- First, China is flirting with devaluing its currency to boost exports—a move that will put it in direct conflict with Mitt Romney’s commitments on this issue.
- Second, China is already dumping excess capacity in steel and other products onto the export market, a tactic that is likely to inflame trade tensions and reinforce imbalances in the global economy.
- Third, in a worst case scenario, China may be tempted to provoke a conflict in the South China Sea to redirect popular discontent onto an external enemy.
China has had a run of good luck. But China's leaders do not understand that their good fortune is likely to change, given the level of corruption and outright criminality in high places within the government and country.
Most outside observers remain in a daze, infatuated by China's rapid rise, its rumoured capital reserves, and its rush to build shiny and dazzling -- although largely empty and soon to collapse -- infrastructure.

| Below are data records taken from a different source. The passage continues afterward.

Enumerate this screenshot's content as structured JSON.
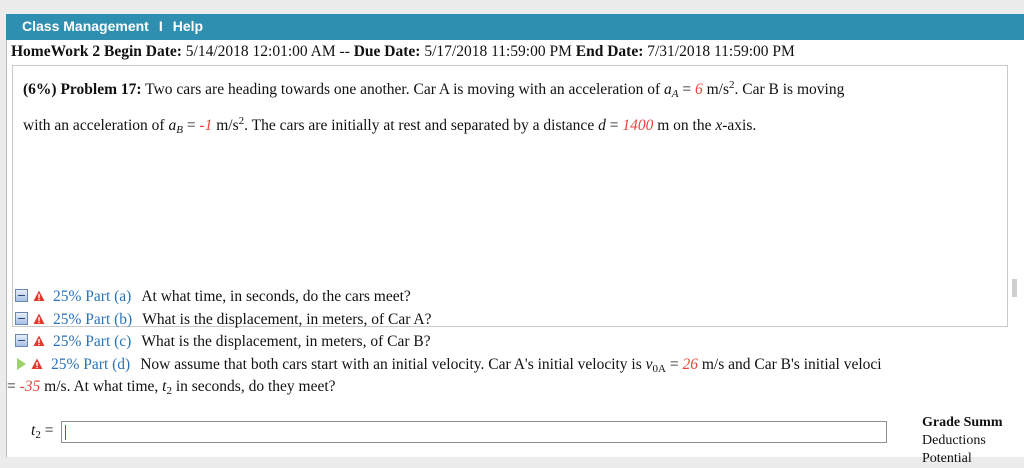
{
  "nav": {
    "class_management": "Class Management",
    "separator": "I",
    "help": "Help"
  },
  "homework": {
    "name": "HomeWork 2",
    "begin_label": "Begin Date:",
    "begin_value": "5/14/2018 12:01:00 AM",
    "dash": "--",
    "due_label": "Due Date:",
    "due_value": "5/17/2018 11:59:00 PM",
    "end_label": "End Date:",
    "end_value": "7/31/2018 11:59:00 PM"
  },
  "problem": {
    "weight": "(6%)",
    "label": "Problem 17:",
    "text_1": "Two cars are heading towards one another. Car A is moving with an acceleration of",
    "aA_symbol": "a",
    "aA_sub": "A",
    "eq": "=",
    "aA_value": "6",
    "unit_ms2": "m/s",
    "sq": "2",
    "text_2": ". Car B is moving",
    "text_3": "with an acceleration of",
    "aB_symbol": "a",
    "aB_sub": "B",
    "aB_value": "-1",
    "text_4": ". The cars are initially at rest and separated by a distance",
    "d_symbol": "d",
    "d_value": "1400",
    "text_5": "m on the",
    "x_axis": "x",
    "text_6": "-axis."
  },
  "parts": [
    {
      "pct": "25% Part (a)",
      "question": "At what time, in seconds, do the cars meet?"
    },
    {
      "pct": "25% Part (b)",
      "question": "What is the displacement, in meters, of Car A?"
    },
    {
      "pct": "25% Part (c)",
      "question": "What is the displacement, in meters, of Car B?"
    },
    {
      "pct": "25% Part (d)",
      "question": "Now assume that both cars start with an initial velocity. Car A's initial velocity is",
      "v0A_symbol": "v",
      "v0A_sub": "0A",
      "v0A_value": "26",
      "unit_ms": "m/s",
      "q_tail": "and Car B's initial veloci",
      "line2_eq": "=",
      "v0B_value": "-35",
      "line2_unit": "m/s. At what time,",
      "t2_symbol": "t",
      "t2_sub": "2",
      "line2_tail": "in seconds, do they meet?"
    }
  ],
  "answer": {
    "label_symbol": "t",
    "label_sub": "2",
    "label_eq": "=",
    "value": ""
  },
  "grade_summary": {
    "title": "Grade Summ",
    "deductions": "Deductions",
    "potential": "Potential"
  },
  "colors": {
    "nav_bg": "#2f8fb0",
    "highlight_red": "#e8453c",
    "part_blue": "#2a73b8"
  }
}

Investors want to be told how to make a lot of money in China, when that wave may have already broken.